What to produce >>
The copy you produce must hold every record exactly, and none of the images.

Source information >>
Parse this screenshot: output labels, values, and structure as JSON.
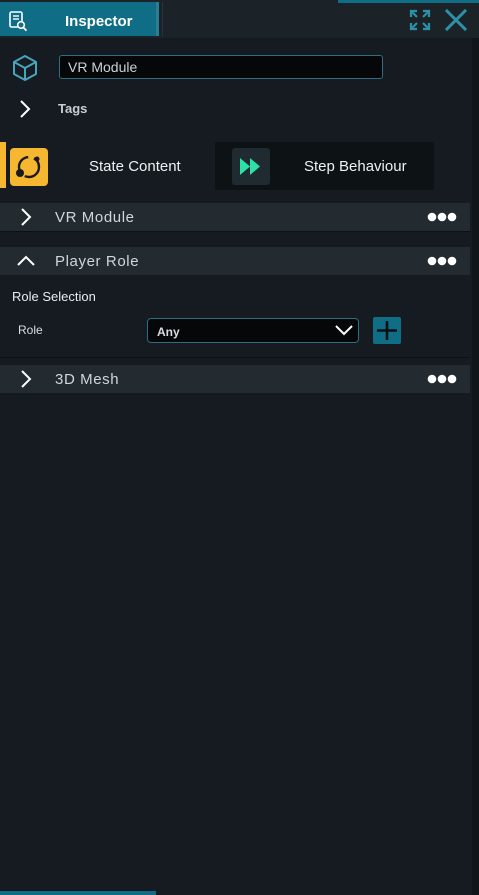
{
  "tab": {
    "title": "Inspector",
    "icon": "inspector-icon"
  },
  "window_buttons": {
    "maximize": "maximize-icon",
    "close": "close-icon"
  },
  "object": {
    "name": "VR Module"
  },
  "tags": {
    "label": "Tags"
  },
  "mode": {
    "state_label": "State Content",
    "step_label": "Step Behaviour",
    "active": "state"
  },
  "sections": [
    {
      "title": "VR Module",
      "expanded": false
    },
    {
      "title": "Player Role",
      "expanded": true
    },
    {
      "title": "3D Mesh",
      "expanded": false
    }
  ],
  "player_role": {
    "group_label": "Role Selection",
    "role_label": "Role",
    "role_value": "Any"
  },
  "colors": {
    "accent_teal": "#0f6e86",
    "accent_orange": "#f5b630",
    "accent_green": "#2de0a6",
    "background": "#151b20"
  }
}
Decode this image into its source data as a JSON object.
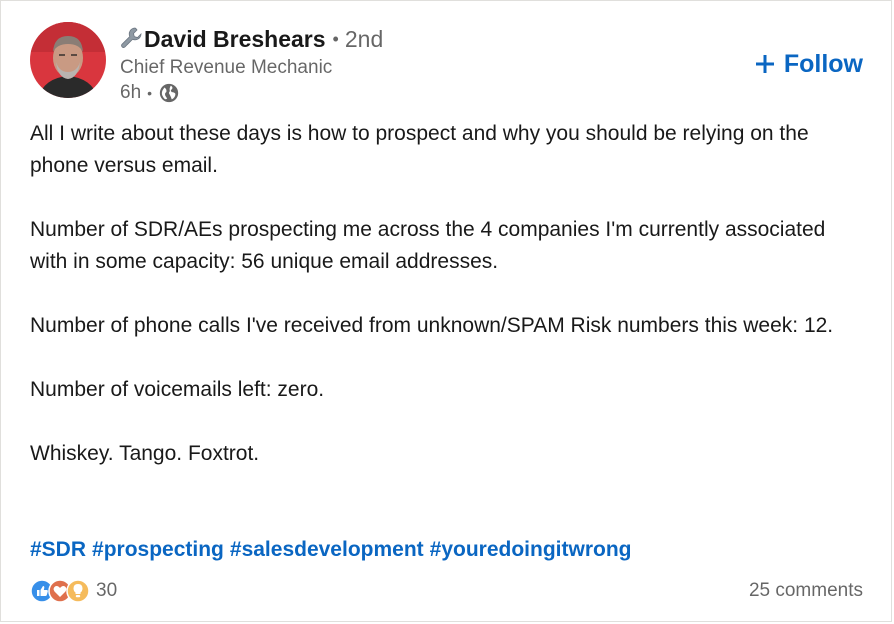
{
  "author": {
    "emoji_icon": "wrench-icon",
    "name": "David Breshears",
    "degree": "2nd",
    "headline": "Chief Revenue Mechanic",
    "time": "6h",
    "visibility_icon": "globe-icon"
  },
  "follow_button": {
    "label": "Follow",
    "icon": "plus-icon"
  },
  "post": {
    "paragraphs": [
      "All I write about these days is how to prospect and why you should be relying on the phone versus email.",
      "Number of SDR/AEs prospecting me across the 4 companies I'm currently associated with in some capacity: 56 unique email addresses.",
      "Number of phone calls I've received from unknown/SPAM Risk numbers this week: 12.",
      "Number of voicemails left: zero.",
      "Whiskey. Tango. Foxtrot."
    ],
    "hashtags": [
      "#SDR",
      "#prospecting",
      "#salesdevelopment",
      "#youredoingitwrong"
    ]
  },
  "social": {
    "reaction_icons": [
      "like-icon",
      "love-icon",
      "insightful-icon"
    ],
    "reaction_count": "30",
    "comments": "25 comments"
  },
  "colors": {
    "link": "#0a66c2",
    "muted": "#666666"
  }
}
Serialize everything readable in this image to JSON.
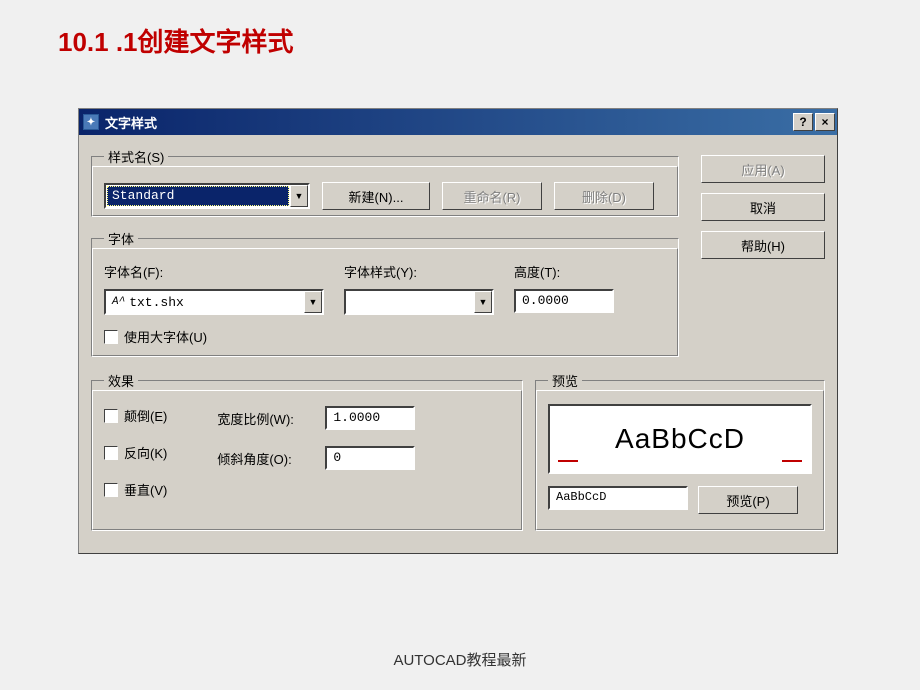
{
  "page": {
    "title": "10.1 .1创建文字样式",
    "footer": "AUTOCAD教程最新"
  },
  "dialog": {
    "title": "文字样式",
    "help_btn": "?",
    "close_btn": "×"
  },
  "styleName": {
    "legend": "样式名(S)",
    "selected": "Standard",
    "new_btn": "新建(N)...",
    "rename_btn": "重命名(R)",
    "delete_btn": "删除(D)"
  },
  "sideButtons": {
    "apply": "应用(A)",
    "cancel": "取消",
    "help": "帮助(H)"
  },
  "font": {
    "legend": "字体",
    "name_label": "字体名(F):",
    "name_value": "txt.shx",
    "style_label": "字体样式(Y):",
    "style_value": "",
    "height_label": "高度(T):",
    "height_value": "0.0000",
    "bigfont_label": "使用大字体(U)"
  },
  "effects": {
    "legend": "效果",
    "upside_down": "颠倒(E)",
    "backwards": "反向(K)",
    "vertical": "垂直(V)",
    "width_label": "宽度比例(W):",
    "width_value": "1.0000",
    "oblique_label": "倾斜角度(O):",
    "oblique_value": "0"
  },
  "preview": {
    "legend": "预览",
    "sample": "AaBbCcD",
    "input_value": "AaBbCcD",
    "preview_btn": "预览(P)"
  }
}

Result of this task >>
Parse this screenshot: output labels, values, and structure as JSON.
{
  "tab": {
    "title": "Inspector",
    "icon": "inspector-icon"
  },
  "window_buttons": {
    "maximize": "maximize-icon",
    "close": "close-icon"
  },
  "object": {
    "name": "VR Module"
  },
  "tags": {
    "label": "Tags"
  },
  "mode": {
    "state_label": "State Content",
    "step_label": "Step Behaviour",
    "active": "state"
  },
  "sections": [
    {
      "title": "VR Module",
      "expanded": false
    },
    {
      "title": "Player Role",
      "expanded": true
    },
    {
      "title": "3D Mesh",
      "expanded": false
    }
  ],
  "player_role": {
    "group_label": "Role Selection",
    "role_label": "Role",
    "role_value": "Any"
  },
  "colors": {
    "accent_teal": "#0f6e86",
    "accent_orange": "#f5b630",
    "accent_green": "#2de0a6",
    "background": "#151b20"
  }
}
Decode this image into its source data as a JSON object.
{
  "author": {
    "emoji_icon": "wrench-icon",
    "name": "David Breshears",
    "degree": "2nd",
    "headline": "Chief Revenue Mechanic",
    "time": "6h",
    "visibility_icon": "globe-icon"
  },
  "follow_button": {
    "label": "Follow",
    "icon": "plus-icon"
  },
  "post": {
    "paragraphs": [
      "All I write about these days is how to prospect and why you should be relying on the phone versus email.",
      "Number of SDR/AEs prospecting me across the 4 companies I'm currently associated with in some capacity: 56 unique email addresses.",
      "Number of phone calls I've received from unknown/SPAM Risk numbers this week: 12.",
      "Number of voicemails left: zero.",
      "Whiskey. Tango. Foxtrot."
    ],
    "hashtags": [
      "#SDR",
      "#prospecting",
      "#salesdevelopment",
      "#youredoingitwrong"
    ]
  },
  "social": {
    "reaction_icons": [
      "like-icon",
      "love-icon",
      "insightful-icon"
    ],
    "reaction_count": "30",
    "comments": "25 comments"
  },
  "colors": {
    "link": "#0a66c2",
    "muted": "#666666"
  }
}
Serialize everything readable in this image to JSON.
{
  "page": {
    "title": "10.1 .1创建文字样式",
    "footer": "AUTOCAD教程最新"
  },
  "dialog": {
    "title": "文字样式",
    "help_btn": "?",
    "close_btn": "×"
  },
  "styleName": {
    "legend": "样式名(S)",
    "selected": "Standard",
    "new_btn": "新建(N)...",
    "rename_btn": "重命名(R)",
    "delete_btn": "删除(D)"
  },
  "sideButtons": {
    "apply": "应用(A)",
    "cancel": "取消",
    "help": "帮助(H)"
  },
  "font": {
    "legend": "字体",
    "name_label": "字体名(F):",
    "name_value": "txt.shx",
    "style_label": "字体样式(Y):",
    "style_value": "",
    "height_label": "高度(T):",
    "height_value": "0.0000",
    "bigfont_label": "使用大字体(U)"
  },
  "effects": {
    "legend": "效果",
    "upside_down": "颠倒(E)",
    "backwards": "反向(K)",
    "vertical": "垂直(V)",
    "width_label": "宽度比例(W):",
    "width_value": "1.0000",
    "oblique_label": "倾斜角度(O):",
    "oblique_value": "0"
  },
  "preview": {
    "legend": "预览",
    "sample": "AaBbCcD",
    "input_value": "AaBbCcD",
    "preview_btn": "预览(P)"
  }
}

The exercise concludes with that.